Not that the game takes itself seriously. There’s enough blood, profanity, fan service and comedy on display to dispel that theory. It’s been three years since No More Heroes was released – to critical acclaim – on the Wii, even if commercial recognition proved to be an elusive beast. Its charm lay in its invention; colourful bosses, a brilliant usage of motion controls, and an idiosyncratic art style, giving the game a distinct look, even if the intention was to mask hardware and software limitations. Courtesy of Konami, feelplus and AQ Interactive, No More Heroes: Heroes’ Paradise is upon us; a superior port any PS3 owner should deem essential.
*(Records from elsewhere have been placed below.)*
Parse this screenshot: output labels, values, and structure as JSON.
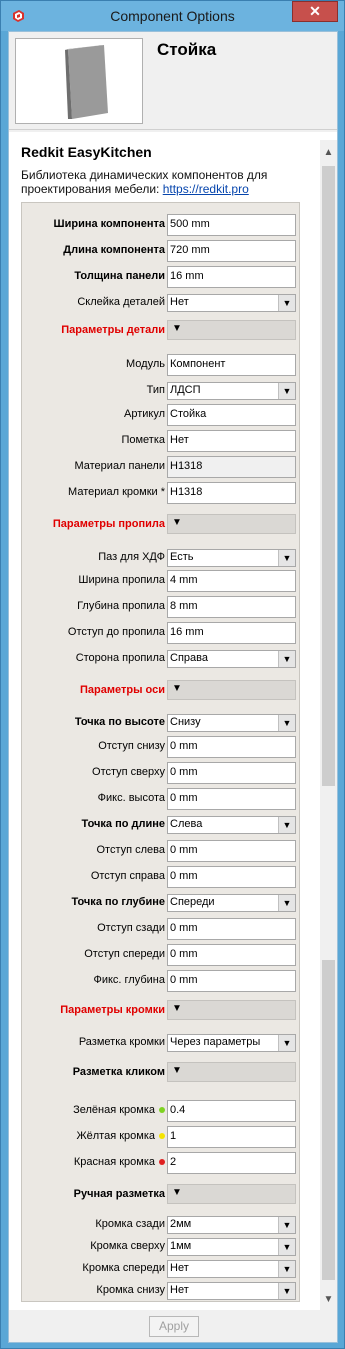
{
  "window": {
    "title": "Component Options",
    "close_glyph": "✕"
  },
  "header": {
    "component_name": "Стойка"
  },
  "info": {
    "brand": "Redkit EasyKitchen",
    "description": "Библиотека динамических компонентов для проектирования мебели: ",
    "link_text": "https://redkit.pro"
  },
  "rows": [
    {
      "label": "Ширина компонента",
      "bold": true,
      "kind": "input",
      "value": "500 mm"
    },
    {
      "label": "Длина компонента",
      "bold": true,
      "kind": "input",
      "value": "720 mm"
    },
    {
      "label": "Толщина панели",
      "bold": true,
      "kind": "input",
      "value": "16 mm"
    },
    {
      "label": "Склейка деталей",
      "kind": "select",
      "value": "Нет"
    },
    {
      "label": "Параметры детали",
      "kind": "section",
      "value": "▼"
    },
    {
      "label": "Модуль",
      "kind": "input",
      "value": "Компонент"
    },
    {
      "label": "Тип",
      "kind": "select",
      "value": "ЛДСП"
    },
    {
      "label": "Артикул",
      "kind": "input",
      "value": "Стойка"
    },
    {
      "label": "Пометка",
      "kind": "input",
      "value": "Нет"
    },
    {
      "label": "Материал панели",
      "kind": "readonly",
      "value": "H1318"
    },
    {
      "label": "Материал кромки *",
      "kind": "input",
      "value": "H1318"
    },
    {
      "label": "Параметры пропила",
      "kind": "section",
      "value": "▼"
    },
    {
      "label": "Паз для ХДФ",
      "kind": "select",
      "value": "Есть"
    },
    {
      "label": "Ширина пропила",
      "kind": "input",
      "value": "4 mm"
    },
    {
      "label": "Глубина пропила",
      "kind": "input",
      "value": "8 mm"
    },
    {
      "label": "Отступ до пропила",
      "kind": "input",
      "value": "16 mm"
    },
    {
      "label": "Сторона пропила",
      "kind": "select",
      "value": "Справа"
    },
    {
      "label": "Параметры оси",
      "kind": "section",
      "value": "▼"
    },
    {
      "label": "Точка по высоте",
      "bold": true,
      "kind": "select",
      "value": "Снизу"
    },
    {
      "label": "Отступ снизу",
      "kind": "input",
      "value": "0 mm"
    },
    {
      "label": "Отступ сверху",
      "kind": "input",
      "value": "0 mm"
    },
    {
      "label": "Фикс. высота",
      "kind": "input",
      "value": "0 mm"
    },
    {
      "label": "Точка по длине",
      "bold": true,
      "kind": "select",
      "value": "Слева"
    },
    {
      "label": "Отступ слева",
      "kind": "input",
      "value": "0 mm"
    },
    {
      "label": "Отступ справа",
      "kind": "input",
      "value": "0 mm"
    },
    {
      "label": "Точка по глубине",
      "bold": true,
      "kind": "select",
      "value": "Спереди"
    },
    {
      "label": "Отступ сзади",
      "kind": "input",
      "value": "0 mm"
    },
    {
      "label": "Отступ спереди",
      "kind": "input",
      "value": "0 mm"
    },
    {
      "label": "Фикс. глубина",
      "kind": "input",
      "value": "0 mm"
    },
    {
      "label": "Параметры кромки",
      "kind": "section",
      "value": "▼"
    },
    {
      "label": "Разметка кромки",
      "kind": "select",
      "value": "Через параметры"
    },
    {
      "label": "Разметка кликом",
      "bold": true,
      "kind": "toggle",
      "value": "▼"
    },
    {
      "label": "Зелёная кромка",
      "kind": "input",
      "value": "0.4",
      "dot": "#7ed321"
    },
    {
      "label": "Жёлтая кромка",
      "kind": "input",
      "value": "1",
      "dot": "#f5e400"
    },
    {
      "label": "Красная кромка",
      "kind": "input",
      "value": "2",
      "dot": "#e02020"
    },
    {
      "label": "Ручная разметка",
      "bold": true,
      "kind": "toggle",
      "value": "▼"
    },
    {
      "label": "Кромка сзади",
      "kind": "select",
      "value": "2мм"
    },
    {
      "label": "Кромка сверху",
      "kind": "select",
      "value": "1мм"
    },
    {
      "label": "Кромка спереди",
      "kind": "select",
      "value": "Нет"
    },
    {
      "label": "Кромка снизу",
      "kind": "select",
      "value": "Нет"
    }
  ],
  "footer": {
    "apply_label": "Apply"
  },
  "colors": {
    "section_label": "#e00000",
    "titlebar": "#6cb3df",
    "close": "#c7504c"
  }
}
It’s superior because of subtle tweaks to the original game – difficult to describe sufficiently to those unfamiliar with the Wii version, but there are great updates and bonus features exemplary of any great port. Bosses can be revisited, special moves are no longer automatic, now accumulated to prevent sporadic and inopportune activations. These are two of the most significant updates. There’s a third which I daren’t spoil.
Kudos to feelplus and AQ Interactive, but Grasshopper Manufacture’s the star here; adopting their own style like any developer, artist or film maker worth their weight. They toy with their audience and wallow in post-modernity, from the forth-wall shattering of Flower, Sun and Rain and Contact, to the surreptitious insertion of Smiths lyrics in killer7, their masterpiece. No More Heroes revels in such moments, manipulating the player in unforeseen ways and accommodating some truly lateral thinking. Each scenario stands out as annoyances or strokes of genius, usually both; such as having bizarre mini-games be the primary focus, forcing players to grind their way into each ranked match. It sounds disastrous, but it works as an extension of the game’s philosophy.
No More Heroes is still a great game, if a little inconsistent; dozens of inspired moments with the dullest sandbox world yet produced as the hub, sacrificing fun for drudgery, yet somehow getting away with it, a fast-paced action game, coupled with a frame rate volatile when you do anything too fast. This is a deeply flawed game but it is brilliant; overcoming a multitude of shortcomings and refusing to be crippled by its own flab. How did it manage to turn out so well? Grasshopper magic, that’s how.